What is expected
Count the lines holding the string "text" in the records, and give only the count.

Data extract START

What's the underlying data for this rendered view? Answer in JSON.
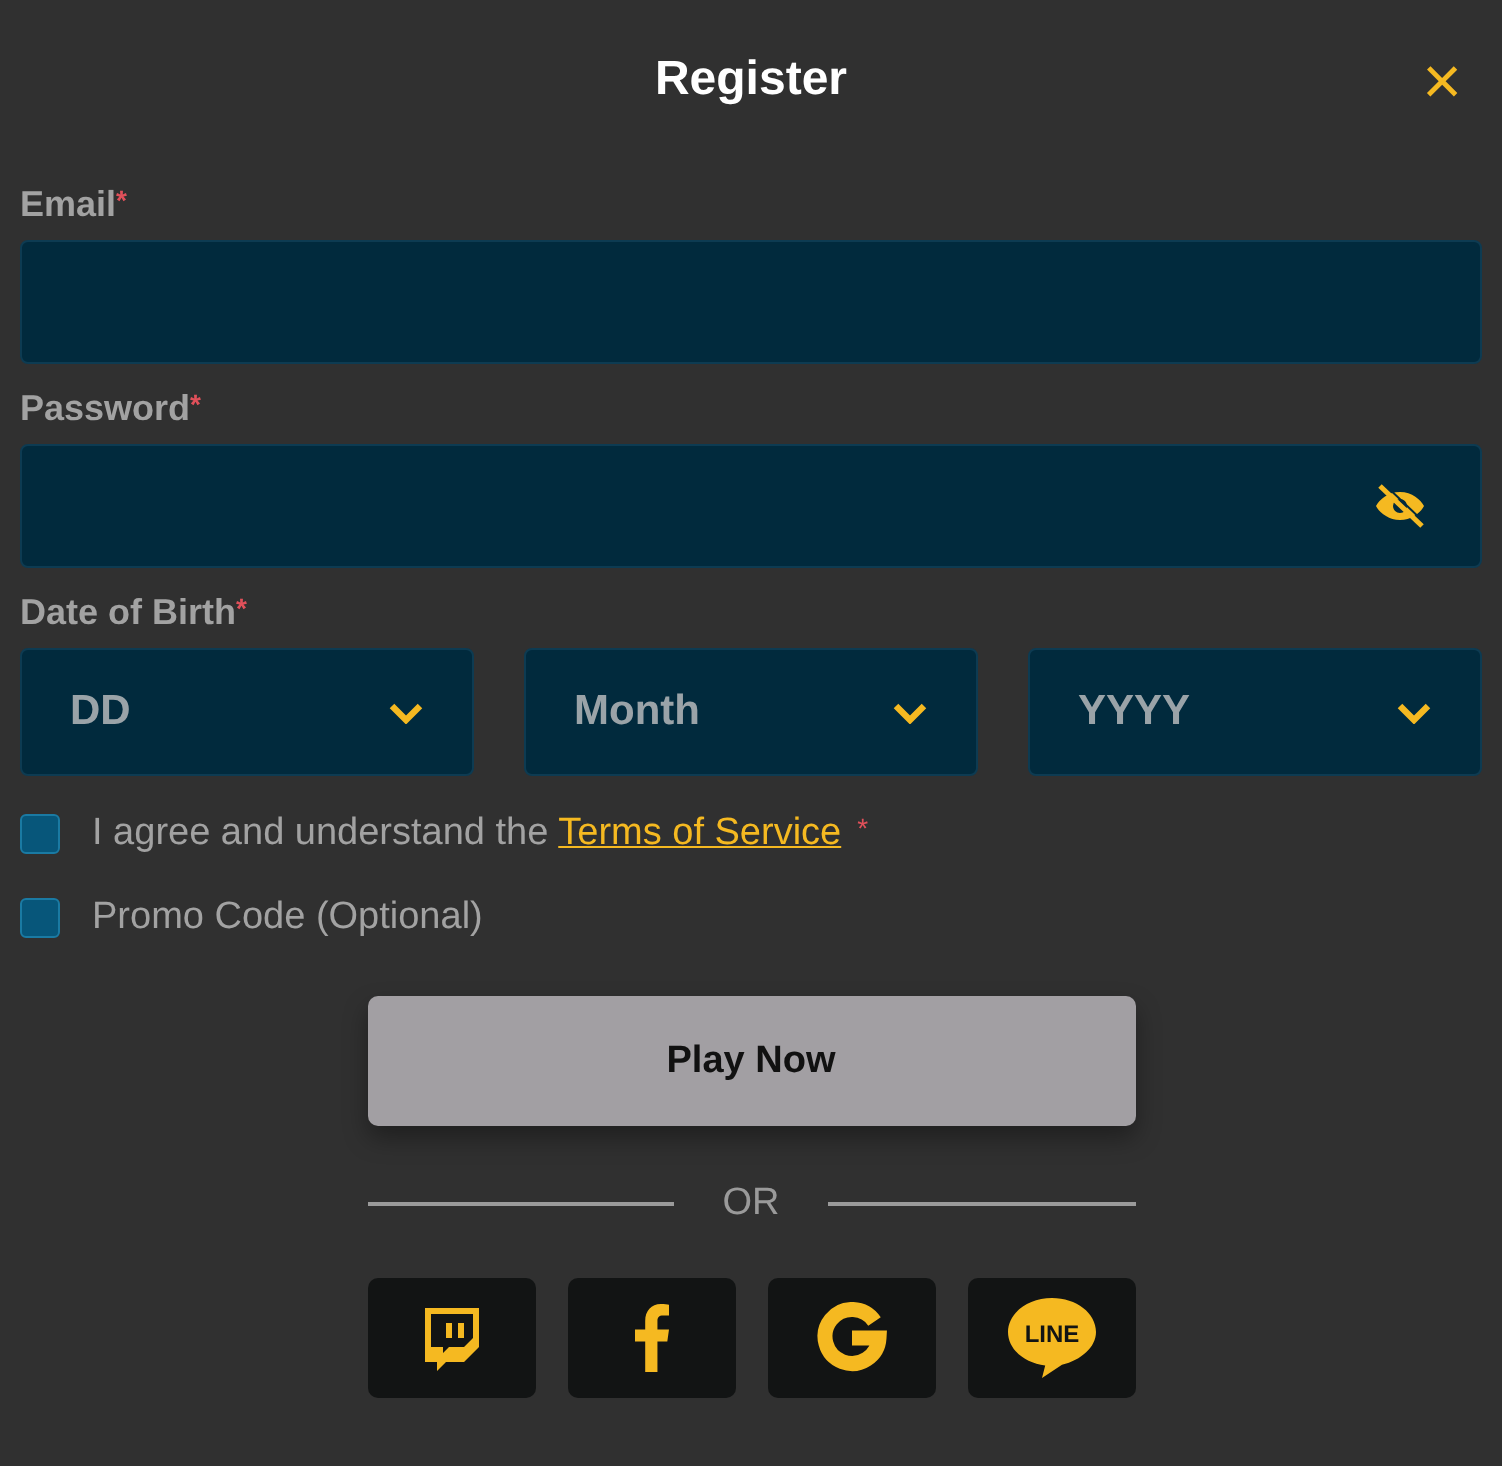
{
  "dialog": {
    "title": "Register",
    "close": "×"
  },
  "email": {
    "label": "Email",
    "required_mark": "*"
  },
  "password": {
    "label": "Password",
    "required_mark": "*",
    "visible": false
  },
  "date_of_birth": {
    "label": "Date of Birth",
    "required_mark": "*",
    "selects": [
      {
        "placeholder": "DD"
      },
      {
        "placeholder": "Month"
      },
      {
        "placeholder": "YYYY"
      }
    ]
  },
  "checkboxes": [
    {
      "text": "I agree and understand the ",
      "link": "Terms of Service",
      "required_mark": "*",
      "checked": false
    },
    {
      "text": "Promo Code (Optional)",
      "checked": false
    }
  ],
  "submit": {
    "label": "Play Now"
  },
  "divider": "OR",
  "social": [
    {
      "kind": "twitch"
    },
    {
      "kind": "facebook"
    },
    {
      "kind": "google"
    },
    {
      "kind": "line",
      "label": "LINE"
    }
  ]
}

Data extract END

Answer box
2